◆ Exercise prompt ◆
Set down the records again. Every word and mark must match exactly.

◆ Data shown ◆
>>>>

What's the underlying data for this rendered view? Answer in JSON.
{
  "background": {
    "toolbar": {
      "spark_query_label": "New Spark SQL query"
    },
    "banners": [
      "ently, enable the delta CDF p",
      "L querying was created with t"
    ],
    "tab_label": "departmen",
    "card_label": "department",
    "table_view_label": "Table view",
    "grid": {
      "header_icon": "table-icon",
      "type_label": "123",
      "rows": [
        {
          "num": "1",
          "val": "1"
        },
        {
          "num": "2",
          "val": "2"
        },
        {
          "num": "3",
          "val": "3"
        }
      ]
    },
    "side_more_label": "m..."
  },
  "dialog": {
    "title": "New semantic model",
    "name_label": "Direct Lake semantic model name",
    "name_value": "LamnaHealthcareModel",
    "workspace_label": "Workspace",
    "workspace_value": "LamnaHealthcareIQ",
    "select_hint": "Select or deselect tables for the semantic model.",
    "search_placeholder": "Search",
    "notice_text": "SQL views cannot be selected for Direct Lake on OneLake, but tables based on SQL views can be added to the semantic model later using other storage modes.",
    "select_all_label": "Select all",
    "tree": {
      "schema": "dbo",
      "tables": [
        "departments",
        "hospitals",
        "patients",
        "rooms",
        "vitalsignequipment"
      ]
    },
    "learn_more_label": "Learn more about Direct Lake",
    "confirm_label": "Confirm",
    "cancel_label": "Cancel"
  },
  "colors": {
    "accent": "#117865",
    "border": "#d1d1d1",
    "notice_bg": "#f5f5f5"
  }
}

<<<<

◆ Result below ◆
What's the underlying data for this rendered view? Answer in JSON.
{
  "background": {
    "toolbar": {
      "spark_query_label": "New Spark SQL query"
    },
    "banners": [
      "ently, enable the delta CDF p",
      "L querying was created with t"
    ],
    "tab_label": "departmen",
    "card_label": "department",
    "table_view_label": "Table view",
    "grid": {
      "header_icon": "table-icon",
      "type_label": "123",
      "rows": [
        {
          "num": "1",
          "val": "1"
        },
        {
          "num": "2",
          "val": "2"
        },
        {
          "num": "3",
          "val": "3"
        }
      ]
    },
    "side_more_label": "m..."
  },
  "dialog": {
    "title": "New semantic model",
    "name_label": "Direct Lake semantic model name",
    "name_value": "LamnaHealthcareModel",
    "workspace_label": "Workspace",
    "workspace_value": "LamnaHealthcareIQ",
    "select_hint": "Select or deselect tables for the semantic model.",
    "search_placeholder": "Search",
    "notice_text": "SQL views cannot be selected for Direct Lake on OneLake, but tables based on SQL views can be added to the semantic model later using other storage modes.",
    "select_all_label": "Select all",
    "tree": {
      "schema": "dbo",
      "tables": [
        "departments",
        "hospitals",
        "patients",
        "rooms",
        "vitalsignequipment"
      ]
    },
    "learn_more_label": "Learn more about Direct Lake",
    "confirm_label": "Confirm",
    "cancel_label": "Cancel"
  },
  "colors": {
    "accent": "#117865",
    "border": "#d1d1d1",
    "notice_bg": "#f5f5f5"
  }
}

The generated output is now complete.